• [What you have to do]: Word for word, repeat each line of the listing below.

• [Data provided]:
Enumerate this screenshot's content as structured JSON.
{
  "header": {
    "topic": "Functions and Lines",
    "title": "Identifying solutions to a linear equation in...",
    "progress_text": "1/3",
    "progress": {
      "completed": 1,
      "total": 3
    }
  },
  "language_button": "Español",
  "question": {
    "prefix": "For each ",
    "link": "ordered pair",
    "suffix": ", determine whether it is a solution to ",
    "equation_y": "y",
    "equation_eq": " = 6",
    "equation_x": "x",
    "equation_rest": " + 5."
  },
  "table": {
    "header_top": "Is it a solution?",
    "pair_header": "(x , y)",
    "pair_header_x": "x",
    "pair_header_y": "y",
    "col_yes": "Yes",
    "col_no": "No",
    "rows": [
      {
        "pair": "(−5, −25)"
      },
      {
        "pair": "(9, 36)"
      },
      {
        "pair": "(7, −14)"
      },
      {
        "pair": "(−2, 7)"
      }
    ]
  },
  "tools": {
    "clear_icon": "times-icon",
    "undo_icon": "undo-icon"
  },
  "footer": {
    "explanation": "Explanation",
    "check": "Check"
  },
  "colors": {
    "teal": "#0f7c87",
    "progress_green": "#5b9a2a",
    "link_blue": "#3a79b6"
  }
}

• [Answer section]:
Enumerate this screenshot's content as structured JSON.
{
  "header": {
    "topic": "Functions and Lines",
    "title": "Identifying solutions to a linear equation in...",
    "progress_text": "1/3",
    "progress": {
      "completed": 1,
      "total": 3
    }
  },
  "language_button": "Español",
  "question": {
    "prefix": "For each ",
    "link": "ordered pair",
    "suffix": ", determine whether it is a solution to ",
    "equation_y": "y",
    "equation_eq": " = 6",
    "equation_x": "x",
    "equation_rest": " + 5."
  },
  "table": {
    "header_top": "Is it a solution?",
    "pair_header": "(x , y)",
    "pair_header_x": "x",
    "pair_header_y": "y",
    "col_yes": "Yes",
    "col_no": "No",
    "rows": [
      {
        "pair": "(−5, −25)"
      },
      {
        "pair": "(9, 36)"
      },
      {
        "pair": "(7, −14)"
      },
      {
        "pair": "(−2, 7)"
      }
    ]
  },
  "tools": {
    "clear_icon": "times-icon",
    "undo_icon": "undo-icon"
  },
  "footer": {
    "explanation": "Explanation",
    "check": "Check"
  },
  "colors": {
    "teal": "#0f7c87",
    "progress_green": "#5b9a2a",
    "link_blue": "#3a79b6"
  }
}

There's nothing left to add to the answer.